The Power Panel was set up in 2017 when I was privileged to be the President, and Financial Planning was ‘my’ theme.
To those outside Financial Planner world, the name may imply Power player, power hungry, crazed or any other negative connotation of which you may think! It is actually about the power to change lives through financial planning, which we practitioners do.
Today I was able to proudly (and gladly!) pass on the chair of the panel to the very competent Damien Rylett of Brunel Capital Partners in Bristol, whom I’m sure will do a great job in the future.
My sincere thanks to the entire Power panel, including those who, like me are stepping down today – Julie Lord and Brendan O’Ciobhain; and welcome to new members Jane Gow and Sarah Elson
In preparing for today, I reflected on what we’ve achieved over the last three years.
Sure, the events – the first ‘Power Live’, was a roaring success in 2018, the next one not so much.
But the guides, and the realisation in early 2019 that content building and online delivery was the key, the inspired (so inspired it turns out!) choice to go digital.
Over that time we’ve forged deep links with the Personal Finance Society’s Chartered awards finalists and recipients – this was always a no-brainer to me.

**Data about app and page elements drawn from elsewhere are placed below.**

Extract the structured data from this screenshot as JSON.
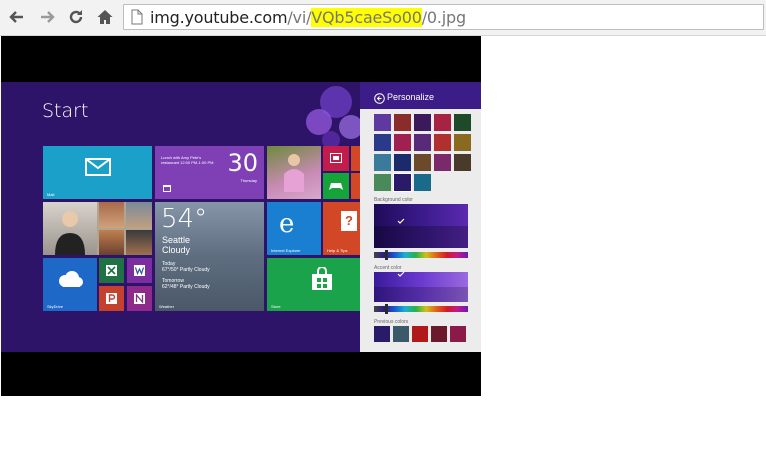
{
  "browser": {
    "url_host": "img.youtube.com",
    "url_path_prefix": "/vi/",
    "url_highlight": "VQb5caeSo00",
    "url_suffix": "/0.jpg"
  },
  "start_screen": {
    "title": "Start",
    "tiles": {
      "mail_label": "Mail",
      "calendar_event": "Lunch with Amy Pete's restaurant 12:00 PM-1:00 PM",
      "calendar_day": "30",
      "calendar_weekday": "Thursday",
      "weather_temp": "54°",
      "weather_city": "Seattle",
      "weather_condition": "Cloudy",
      "weather_today": "Today",
      "weather_today_forecast": "67°/50° Partly Cloudy",
      "weather_tomorrow": "Tomorrow",
      "weather_tomorrow_forecast": "62°/48° Partly Cloudy",
      "weather_label": "Weather",
      "ie_label": "Internet Explorer",
      "help_label": "Help & Tips",
      "skydrive_label": "SkyDrive",
      "store_label": "Store"
    }
  },
  "personalize": {
    "title": "Personalize",
    "background_color_label": "Background color",
    "accent_color_label": "Accent color",
    "previous_colors_label": "Previous colors"
  }
}
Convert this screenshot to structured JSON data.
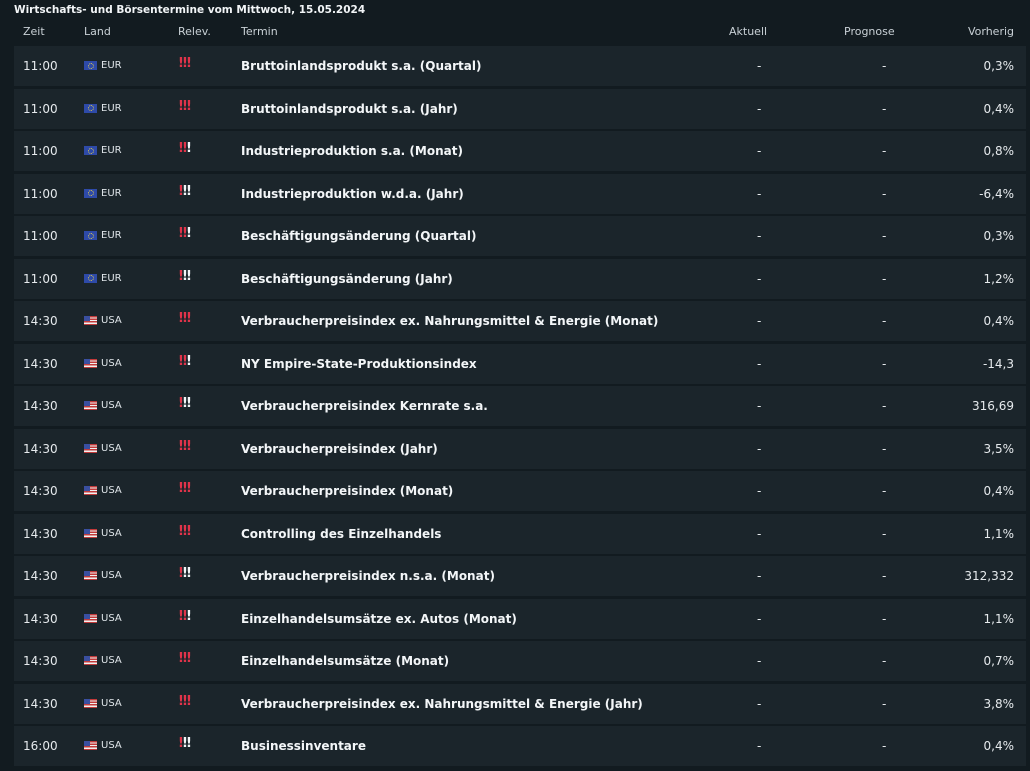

And I’ve lost count of how many past winners we have now doing their part to share good practice on a pro-bono basis across the world of Financial Services.
And seeing how far we’ve come and how much we’ve collectively achieved, in building consensus and collaboration; we’ve probably built the model for everything engagement.
So I think its good to acknowledge the changes and trajectory, and I’ve tried to chair the panel collaboratively and let other voices be heard, those far wiser than me.
Along with Julie and Brendan leaving today, we should acknowledge those who have already left; Neil Bailey, Adrian Quick, Paul Hamer, Adam Carolan, Jane Hodges and Simon Thomas.
A huge thanks of course to Steve Gazzard, Carrie Bendall and Mark Hutchinson, along with the PFS team led by CEO Keith Richards. Together, we thought up the whole concept at the end of 2016; it’s just been a fantastic opportunity and couldn’t have been done without them.
I’m thrilled with how the panel is now made up. The balance is deliberate; all bring differing and different insights. – if we all agree with each other, we learn nothing new!
So what is still left to do?
We have started the Financial Planning equivalent to jurisprudence (an academic body of knowledge) with the guides.
The link to peer-reviewed university research awarded numerous MBA’s and PhD’s is an obvious next step (and missing link) to me.
Another next step is the long-overdue re-hash of the Financial Planning exam (AF5) paper as the tip of a rather massive iceberg.
With the PFS about to see Keith and Sian Fisher making a move on Simon Culhane’s favourite corner office, it is about time to realise we (at least) jointly own Financial Planning Week as a united profession.
The PFS should promote it anyway if CISI won’t play ball, in my opinion.
And lastly, the consumer engagement piece is now more paramount than ever, and the scale is breath-taking.
With financial capability being that survival skill that every human being needs and yet education in the ‘how to’ of money at a societal level at an all-time low, I’ll leave you with David Foster Wallace’s anecdote to illustrate my point as to the size of the task ahead:
There are these two young fish swimming along, and they happen to meet an older fish swimming the other way, who nods at them and says, “Morning, boys, how’s the water?”
And the two young fish swim on for a bit, and then eventually one of them looks over at the other and goes, “What the hell is water?”
I’m proud to remain part of the greatest, most important and relevant profession of the 21st century, and I’m excited to see our Power Panel go onto to great things ahead. Watch this space.